WHAT NEEDS TO BE DONE
Wherever the string "JSON" appears in the records, return the line that holds it.

DATA
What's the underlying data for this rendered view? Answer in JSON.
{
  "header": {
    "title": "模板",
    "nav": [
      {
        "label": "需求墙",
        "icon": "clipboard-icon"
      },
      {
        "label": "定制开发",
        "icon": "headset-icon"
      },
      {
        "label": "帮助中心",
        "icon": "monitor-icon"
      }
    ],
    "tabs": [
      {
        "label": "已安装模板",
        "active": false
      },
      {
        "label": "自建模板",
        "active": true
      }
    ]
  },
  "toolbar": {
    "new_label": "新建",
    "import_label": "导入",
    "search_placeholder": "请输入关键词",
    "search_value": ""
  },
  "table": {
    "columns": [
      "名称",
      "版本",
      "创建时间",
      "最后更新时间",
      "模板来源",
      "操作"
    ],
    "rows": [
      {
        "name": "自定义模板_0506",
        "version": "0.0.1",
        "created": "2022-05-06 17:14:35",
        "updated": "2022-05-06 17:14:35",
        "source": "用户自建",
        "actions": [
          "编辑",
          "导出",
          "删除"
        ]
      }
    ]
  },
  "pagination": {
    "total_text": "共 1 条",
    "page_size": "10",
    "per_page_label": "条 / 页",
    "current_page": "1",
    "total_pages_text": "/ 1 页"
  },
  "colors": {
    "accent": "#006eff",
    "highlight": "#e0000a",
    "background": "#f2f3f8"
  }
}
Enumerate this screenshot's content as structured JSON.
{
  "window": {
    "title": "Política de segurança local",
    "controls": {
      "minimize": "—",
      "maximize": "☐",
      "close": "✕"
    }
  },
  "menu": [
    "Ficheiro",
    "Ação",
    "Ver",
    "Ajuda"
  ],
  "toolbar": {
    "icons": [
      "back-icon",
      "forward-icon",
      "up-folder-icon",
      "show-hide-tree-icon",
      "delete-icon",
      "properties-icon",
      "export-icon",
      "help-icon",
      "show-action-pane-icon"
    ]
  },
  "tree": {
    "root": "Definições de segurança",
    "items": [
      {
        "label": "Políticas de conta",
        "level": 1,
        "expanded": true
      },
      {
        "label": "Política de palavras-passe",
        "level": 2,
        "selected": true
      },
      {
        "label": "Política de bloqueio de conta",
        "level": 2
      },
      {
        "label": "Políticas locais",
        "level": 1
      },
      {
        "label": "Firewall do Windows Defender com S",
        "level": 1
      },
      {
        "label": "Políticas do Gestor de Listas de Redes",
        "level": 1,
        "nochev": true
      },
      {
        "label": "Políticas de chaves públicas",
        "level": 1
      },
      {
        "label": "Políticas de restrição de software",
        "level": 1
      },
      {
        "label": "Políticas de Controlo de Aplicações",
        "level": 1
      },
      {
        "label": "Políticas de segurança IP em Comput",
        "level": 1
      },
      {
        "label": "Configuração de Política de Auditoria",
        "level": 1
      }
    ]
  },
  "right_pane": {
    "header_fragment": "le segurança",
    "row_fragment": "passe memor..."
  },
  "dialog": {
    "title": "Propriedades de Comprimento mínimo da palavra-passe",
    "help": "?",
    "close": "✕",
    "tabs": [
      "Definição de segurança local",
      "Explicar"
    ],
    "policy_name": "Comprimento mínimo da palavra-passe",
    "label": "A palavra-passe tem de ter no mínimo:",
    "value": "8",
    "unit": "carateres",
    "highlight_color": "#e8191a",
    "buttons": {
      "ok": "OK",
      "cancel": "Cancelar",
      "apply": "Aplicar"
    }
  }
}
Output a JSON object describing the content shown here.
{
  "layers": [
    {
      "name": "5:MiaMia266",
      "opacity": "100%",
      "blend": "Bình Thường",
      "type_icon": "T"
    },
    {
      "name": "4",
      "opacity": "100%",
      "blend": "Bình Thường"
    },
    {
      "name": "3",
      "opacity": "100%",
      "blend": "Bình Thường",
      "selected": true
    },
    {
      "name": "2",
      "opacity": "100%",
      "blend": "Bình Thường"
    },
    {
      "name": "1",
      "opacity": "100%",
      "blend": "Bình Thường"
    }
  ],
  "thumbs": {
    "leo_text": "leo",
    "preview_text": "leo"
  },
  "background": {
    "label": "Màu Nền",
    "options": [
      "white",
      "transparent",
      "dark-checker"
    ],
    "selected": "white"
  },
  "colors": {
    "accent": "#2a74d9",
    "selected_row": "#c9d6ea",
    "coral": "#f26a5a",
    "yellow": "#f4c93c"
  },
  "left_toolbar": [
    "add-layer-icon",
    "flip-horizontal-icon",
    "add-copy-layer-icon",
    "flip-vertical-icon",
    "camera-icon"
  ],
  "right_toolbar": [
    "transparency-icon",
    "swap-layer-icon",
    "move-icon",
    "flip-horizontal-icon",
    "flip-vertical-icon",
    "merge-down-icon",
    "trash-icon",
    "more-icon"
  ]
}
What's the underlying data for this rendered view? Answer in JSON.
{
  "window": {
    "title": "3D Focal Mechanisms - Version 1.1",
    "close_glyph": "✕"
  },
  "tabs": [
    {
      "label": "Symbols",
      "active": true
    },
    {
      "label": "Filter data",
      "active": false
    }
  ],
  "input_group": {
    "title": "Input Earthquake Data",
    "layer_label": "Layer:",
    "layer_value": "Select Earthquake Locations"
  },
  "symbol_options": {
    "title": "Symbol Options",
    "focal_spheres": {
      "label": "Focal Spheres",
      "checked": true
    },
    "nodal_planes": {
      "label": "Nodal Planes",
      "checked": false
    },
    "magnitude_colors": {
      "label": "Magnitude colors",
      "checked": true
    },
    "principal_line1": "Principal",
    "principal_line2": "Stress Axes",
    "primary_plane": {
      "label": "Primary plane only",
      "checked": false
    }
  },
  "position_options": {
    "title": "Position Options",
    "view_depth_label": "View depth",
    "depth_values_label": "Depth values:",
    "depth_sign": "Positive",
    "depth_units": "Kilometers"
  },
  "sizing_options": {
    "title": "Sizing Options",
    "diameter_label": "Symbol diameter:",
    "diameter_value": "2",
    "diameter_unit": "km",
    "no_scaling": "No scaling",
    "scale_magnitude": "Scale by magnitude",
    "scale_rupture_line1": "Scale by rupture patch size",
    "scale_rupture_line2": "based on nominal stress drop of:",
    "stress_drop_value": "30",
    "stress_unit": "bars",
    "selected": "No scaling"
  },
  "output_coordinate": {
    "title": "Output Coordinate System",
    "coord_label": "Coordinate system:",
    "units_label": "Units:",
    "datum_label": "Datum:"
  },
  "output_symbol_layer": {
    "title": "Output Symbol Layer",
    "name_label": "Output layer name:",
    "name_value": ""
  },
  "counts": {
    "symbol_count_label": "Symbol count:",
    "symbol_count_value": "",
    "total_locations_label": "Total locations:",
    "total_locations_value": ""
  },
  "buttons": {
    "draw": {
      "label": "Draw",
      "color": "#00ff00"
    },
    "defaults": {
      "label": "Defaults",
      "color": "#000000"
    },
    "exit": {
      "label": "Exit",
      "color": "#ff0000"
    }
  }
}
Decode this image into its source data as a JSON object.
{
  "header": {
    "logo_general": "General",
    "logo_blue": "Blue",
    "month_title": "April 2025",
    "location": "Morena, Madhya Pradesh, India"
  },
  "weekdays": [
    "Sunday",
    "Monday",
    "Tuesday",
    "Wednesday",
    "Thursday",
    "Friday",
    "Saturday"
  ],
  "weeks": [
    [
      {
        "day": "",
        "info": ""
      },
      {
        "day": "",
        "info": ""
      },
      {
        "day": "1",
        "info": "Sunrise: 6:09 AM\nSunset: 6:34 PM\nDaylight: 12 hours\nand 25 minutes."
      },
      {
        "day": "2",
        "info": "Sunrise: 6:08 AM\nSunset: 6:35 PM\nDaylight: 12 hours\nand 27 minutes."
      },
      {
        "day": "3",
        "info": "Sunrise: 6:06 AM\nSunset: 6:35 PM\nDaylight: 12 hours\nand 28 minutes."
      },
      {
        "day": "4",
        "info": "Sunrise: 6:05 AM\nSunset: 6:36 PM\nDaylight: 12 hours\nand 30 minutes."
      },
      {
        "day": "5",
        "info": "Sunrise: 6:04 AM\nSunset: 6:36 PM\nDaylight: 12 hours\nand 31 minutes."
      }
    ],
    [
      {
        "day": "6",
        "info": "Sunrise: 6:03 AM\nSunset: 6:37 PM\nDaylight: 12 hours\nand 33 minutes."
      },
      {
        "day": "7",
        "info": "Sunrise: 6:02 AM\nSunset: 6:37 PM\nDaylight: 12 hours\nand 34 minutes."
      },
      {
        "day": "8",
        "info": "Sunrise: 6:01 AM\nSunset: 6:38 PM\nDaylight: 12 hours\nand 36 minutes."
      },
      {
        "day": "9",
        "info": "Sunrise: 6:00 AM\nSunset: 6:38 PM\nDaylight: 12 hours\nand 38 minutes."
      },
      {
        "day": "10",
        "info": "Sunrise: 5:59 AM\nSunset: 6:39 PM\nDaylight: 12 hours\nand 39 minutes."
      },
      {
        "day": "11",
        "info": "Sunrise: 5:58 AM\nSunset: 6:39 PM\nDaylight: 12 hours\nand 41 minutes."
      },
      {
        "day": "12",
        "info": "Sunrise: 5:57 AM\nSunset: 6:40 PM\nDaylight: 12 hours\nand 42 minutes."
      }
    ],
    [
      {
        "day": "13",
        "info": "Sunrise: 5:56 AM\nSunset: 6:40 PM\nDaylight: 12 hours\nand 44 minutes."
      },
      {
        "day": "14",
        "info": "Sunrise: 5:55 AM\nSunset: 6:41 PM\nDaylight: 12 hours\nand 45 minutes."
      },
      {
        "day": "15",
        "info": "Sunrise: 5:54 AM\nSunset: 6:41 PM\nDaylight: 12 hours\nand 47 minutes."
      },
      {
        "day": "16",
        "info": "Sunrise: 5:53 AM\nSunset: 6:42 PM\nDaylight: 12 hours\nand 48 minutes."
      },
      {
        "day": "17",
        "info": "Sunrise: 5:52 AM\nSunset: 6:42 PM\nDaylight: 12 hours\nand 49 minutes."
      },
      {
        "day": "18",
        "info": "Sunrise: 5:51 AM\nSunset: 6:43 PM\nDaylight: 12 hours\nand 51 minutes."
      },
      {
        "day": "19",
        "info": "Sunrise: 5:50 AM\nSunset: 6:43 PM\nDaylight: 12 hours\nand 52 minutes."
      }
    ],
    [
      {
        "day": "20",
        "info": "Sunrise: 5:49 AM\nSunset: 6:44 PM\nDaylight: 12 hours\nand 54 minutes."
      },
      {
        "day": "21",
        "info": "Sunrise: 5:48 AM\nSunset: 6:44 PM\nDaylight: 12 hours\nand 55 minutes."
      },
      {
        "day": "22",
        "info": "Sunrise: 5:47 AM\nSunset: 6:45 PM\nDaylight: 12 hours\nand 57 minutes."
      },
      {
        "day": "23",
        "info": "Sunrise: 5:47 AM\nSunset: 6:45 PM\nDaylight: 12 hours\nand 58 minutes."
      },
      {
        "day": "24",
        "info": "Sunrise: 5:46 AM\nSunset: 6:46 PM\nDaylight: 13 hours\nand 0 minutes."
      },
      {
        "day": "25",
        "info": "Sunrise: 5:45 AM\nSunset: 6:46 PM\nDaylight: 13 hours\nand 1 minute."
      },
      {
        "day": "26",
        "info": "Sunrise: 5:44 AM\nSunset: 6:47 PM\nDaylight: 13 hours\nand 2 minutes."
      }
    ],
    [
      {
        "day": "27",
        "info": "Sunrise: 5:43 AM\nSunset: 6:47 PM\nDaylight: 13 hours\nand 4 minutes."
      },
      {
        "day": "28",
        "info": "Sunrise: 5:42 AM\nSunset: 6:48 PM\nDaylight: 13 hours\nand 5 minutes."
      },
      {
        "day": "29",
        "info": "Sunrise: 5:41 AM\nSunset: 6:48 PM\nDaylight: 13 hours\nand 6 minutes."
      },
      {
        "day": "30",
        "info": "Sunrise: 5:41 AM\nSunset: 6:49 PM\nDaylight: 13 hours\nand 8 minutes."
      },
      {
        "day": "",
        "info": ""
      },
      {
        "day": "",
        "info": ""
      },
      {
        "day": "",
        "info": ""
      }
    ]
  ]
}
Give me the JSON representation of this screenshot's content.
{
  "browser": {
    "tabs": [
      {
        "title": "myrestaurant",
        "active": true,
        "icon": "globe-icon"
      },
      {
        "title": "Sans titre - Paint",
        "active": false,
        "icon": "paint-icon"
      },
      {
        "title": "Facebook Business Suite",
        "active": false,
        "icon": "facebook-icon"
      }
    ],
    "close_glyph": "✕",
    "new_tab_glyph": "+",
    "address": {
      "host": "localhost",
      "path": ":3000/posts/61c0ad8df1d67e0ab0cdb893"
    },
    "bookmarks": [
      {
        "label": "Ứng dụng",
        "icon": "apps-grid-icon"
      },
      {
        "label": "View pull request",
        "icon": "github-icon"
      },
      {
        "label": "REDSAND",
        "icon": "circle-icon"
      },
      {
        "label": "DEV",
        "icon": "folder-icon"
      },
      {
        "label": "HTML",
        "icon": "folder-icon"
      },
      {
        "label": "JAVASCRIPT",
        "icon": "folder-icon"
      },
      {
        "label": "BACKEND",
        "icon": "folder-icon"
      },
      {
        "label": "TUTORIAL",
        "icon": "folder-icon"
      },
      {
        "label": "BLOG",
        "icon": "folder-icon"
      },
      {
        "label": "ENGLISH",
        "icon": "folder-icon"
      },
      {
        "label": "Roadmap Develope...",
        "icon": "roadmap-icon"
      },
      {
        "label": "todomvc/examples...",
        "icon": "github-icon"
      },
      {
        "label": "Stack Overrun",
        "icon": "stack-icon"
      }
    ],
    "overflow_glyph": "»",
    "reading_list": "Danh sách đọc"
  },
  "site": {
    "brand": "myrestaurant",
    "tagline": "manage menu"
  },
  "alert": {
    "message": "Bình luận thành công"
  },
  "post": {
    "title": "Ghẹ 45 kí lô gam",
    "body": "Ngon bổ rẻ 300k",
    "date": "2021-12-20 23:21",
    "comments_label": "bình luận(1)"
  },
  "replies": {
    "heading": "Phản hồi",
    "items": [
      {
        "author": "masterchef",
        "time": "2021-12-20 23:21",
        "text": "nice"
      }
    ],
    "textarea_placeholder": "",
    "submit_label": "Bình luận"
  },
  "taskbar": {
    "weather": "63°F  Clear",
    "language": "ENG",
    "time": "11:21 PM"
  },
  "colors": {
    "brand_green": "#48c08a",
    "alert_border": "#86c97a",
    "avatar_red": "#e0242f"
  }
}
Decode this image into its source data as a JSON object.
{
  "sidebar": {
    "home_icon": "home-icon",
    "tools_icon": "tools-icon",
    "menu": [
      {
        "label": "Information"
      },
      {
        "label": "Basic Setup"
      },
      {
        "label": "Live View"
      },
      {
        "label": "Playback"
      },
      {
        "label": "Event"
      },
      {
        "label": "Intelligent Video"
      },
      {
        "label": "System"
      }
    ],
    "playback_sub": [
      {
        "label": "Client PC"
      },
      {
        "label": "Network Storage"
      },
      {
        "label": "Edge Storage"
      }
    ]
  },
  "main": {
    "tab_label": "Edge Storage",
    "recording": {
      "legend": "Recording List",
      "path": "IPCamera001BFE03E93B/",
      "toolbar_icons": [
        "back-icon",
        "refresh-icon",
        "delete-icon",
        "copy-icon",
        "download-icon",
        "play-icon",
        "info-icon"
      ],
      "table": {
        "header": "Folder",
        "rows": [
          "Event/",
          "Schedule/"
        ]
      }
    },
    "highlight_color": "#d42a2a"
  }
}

ANSWER TO THE PROBLEM
What's the underlying data for this rendered view? Answer in JSON.
Enumerate this screenshot's content as structured JSON.
Output a JSON object describing the content shown here.
What's the underlying data for this rendered view? Answer in JSON.
Decode this image into its source data as a JSON object.
Give me the JSON representation of this screenshot's content.
Decode this image into its source data as a JSON object.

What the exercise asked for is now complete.